The major thing she wanted to make clear was that when she and the real Piper were in the same facility for a period of about 5 weeks, they did not have sex. They did, however, share a bit of intimacy when they were reunited. “Praying is about the most intimate thing two people can do in some places, not sex,” Wolters told Vanity Fair. “We made some mean dinners together, though, out of cans of cheese, corn chips, and chili, and Piper learned how to communicate effectively through a toilet—a little something you’ll never pick up at Smith.” They did not have a Hollywood-style affair like what was depicted on the show, though. She says the truth of what happened between them was “so wretched and stinky, it would quite possibly result in a collapsed universe. So I guess it’s a good thing Piper and Jenji stick with the fun little tidbits.”
The Piper on the show is a bit of a green risk-taker who gets wrapped up in the excitement of her attraction to Alex, and from there gets caught up in an international drug ring. In reality, Wolters says she was not Piper’s first female companion, and did not seduce her. She also says that they did not become romantically involved until after they got involved in a Nigerian drug trafficking operation. “When we were traveling together I started developing a crush on her. And eventually that turned into a crazy mad love affair,” Wolters says. “But that was after she had already done the deed that made her complicit.” But even then, they were never “girlfriends,” according to Wolters, they were just friends with benefits.
There is an entire bit of plot in the first season centered on Piper finding out whether or not Alex snitched on her to the feds, but Wolters says that was a non issue because they all named each other out of fear of being found by the Nigerian drug lord. She says that their lives in danger, so snitching on everyone felt like saving each others lives.
When it came to describing what it was like to be a prisoner, she got a bit poetic. “We were ghosts of the humans we had once been, milling about amongst hundreds of other human ghosts, shackled and chained, prodded through transport centers at gunpoint, moved through holding facilities,” she explained.

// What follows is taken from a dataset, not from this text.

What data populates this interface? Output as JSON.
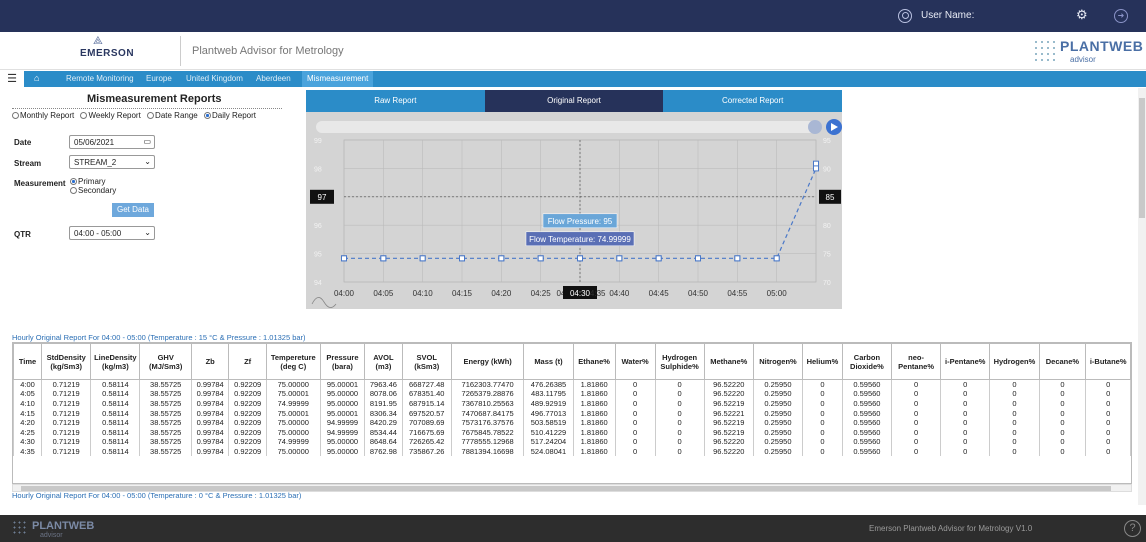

Although she and Piper didn’t get it on in prison, she says she had lots of sex and even had two prison “wives” while locked away. One looked like Jennifer Lawrence. She also says that there was constant sex in prison, and that the ladies would get it on whenever and wherever they possible could.
As for the show itself, she watches it, but it seems to trigger something like PTSD in her. “This story isn’t about a fun ride through some old familiar haunt, giving me little glimpses and peeks of some fond old stomping ground,” she says. “Christ, it’s my nightmare, the one that wakes you gasping on your rubber legs that won’t run. . . . This stress is real, it is unrelenting. I’ve had a heart attack, a five-way bypass, been judged, humbled, and hobbled, but I made it.”
Now Wolters is about to get her PhD in information technology, assurance, and security, and she’s working on her own version of what happened between her and Piper in a memoir to be title Out of Orange.
Piper was contacted by VF and responded to many of the things Wolters said. She confirms that she was an out lesbian when they met, and feels that they were indeed in a relationship. “If Cleary believes we were never girlfriends, that is startling news to me, though it’s certainly not the first time she has surprised me,” Piper said.
“The relationship between the characters in the Netflix series, Piper Chapman and Alex Vause, is fictional. I did have the opportunity to make peace with Cleary in Chicago, to relinquish any sense of blame for her, and to work through my ideas and emotions about forgiveness and responsibility,” she continued. “Cleary did not force me to do anything, but rather made me seductive offers that I found very compelling back when I was 22 years old. I am exceptionally grateful that our odd chance meeting in Chicago happened, and I wish Cleary a very happy life moving forward.”